What to do » Once you find a line containing the word "Public" in the entries below, copy it.

Information supplied »
§
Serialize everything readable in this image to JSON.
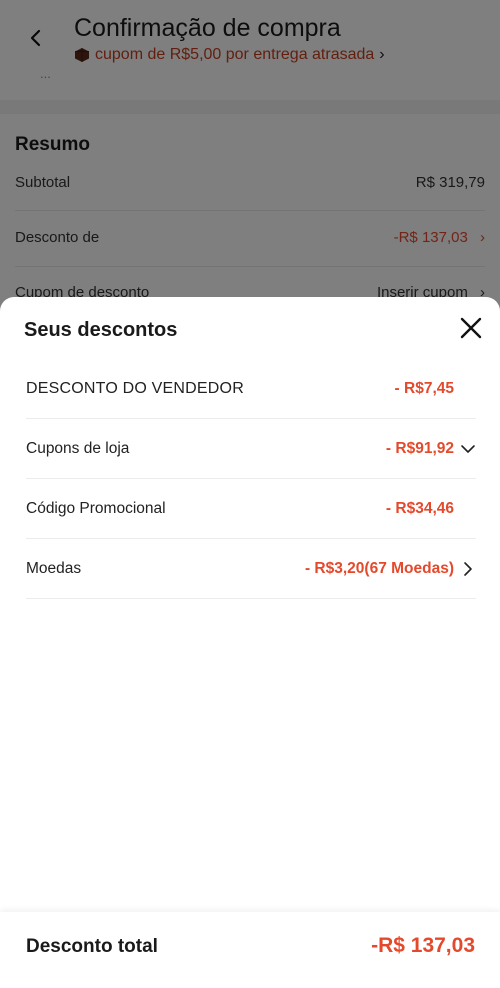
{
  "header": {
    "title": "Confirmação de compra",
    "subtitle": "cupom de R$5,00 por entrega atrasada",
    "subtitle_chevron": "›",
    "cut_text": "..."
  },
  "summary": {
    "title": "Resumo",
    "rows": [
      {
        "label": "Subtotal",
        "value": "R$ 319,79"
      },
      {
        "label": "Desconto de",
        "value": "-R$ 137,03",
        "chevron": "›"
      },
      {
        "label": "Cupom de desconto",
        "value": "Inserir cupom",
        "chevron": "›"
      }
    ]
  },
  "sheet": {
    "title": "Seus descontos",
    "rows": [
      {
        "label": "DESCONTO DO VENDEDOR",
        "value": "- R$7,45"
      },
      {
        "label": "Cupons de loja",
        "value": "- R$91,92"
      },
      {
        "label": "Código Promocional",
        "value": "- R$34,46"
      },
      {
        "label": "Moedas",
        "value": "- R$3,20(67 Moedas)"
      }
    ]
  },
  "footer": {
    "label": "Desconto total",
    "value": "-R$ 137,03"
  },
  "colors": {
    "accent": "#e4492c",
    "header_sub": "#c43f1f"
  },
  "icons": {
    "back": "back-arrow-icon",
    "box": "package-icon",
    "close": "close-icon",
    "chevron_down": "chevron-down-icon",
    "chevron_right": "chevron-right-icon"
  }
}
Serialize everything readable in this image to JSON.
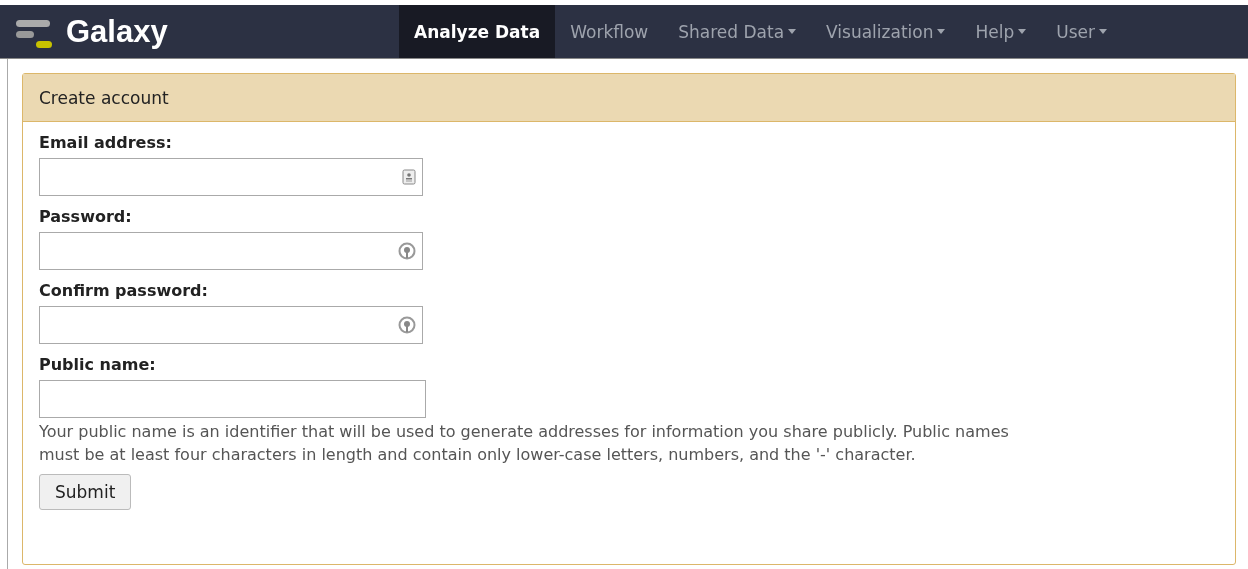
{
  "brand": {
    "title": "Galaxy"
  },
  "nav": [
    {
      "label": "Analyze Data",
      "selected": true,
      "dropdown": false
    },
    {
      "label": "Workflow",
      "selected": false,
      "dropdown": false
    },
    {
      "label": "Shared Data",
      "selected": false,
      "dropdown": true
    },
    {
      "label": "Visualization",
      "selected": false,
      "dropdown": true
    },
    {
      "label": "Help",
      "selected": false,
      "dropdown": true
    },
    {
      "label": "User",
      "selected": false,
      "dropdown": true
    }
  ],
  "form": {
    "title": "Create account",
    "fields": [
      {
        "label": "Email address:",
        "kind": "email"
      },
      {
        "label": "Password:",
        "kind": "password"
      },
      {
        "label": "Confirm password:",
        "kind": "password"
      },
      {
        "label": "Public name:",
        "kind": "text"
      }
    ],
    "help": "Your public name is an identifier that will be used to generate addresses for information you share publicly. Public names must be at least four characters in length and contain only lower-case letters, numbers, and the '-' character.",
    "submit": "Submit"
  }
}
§
Final answer »
        "label": "Public name:",
    "help": "Your public name is an identifier that will be used to generate addresses for information you share publicly. Public names must be at least four characters in length and contain only lower-case letters, numbers, and the '-' character.",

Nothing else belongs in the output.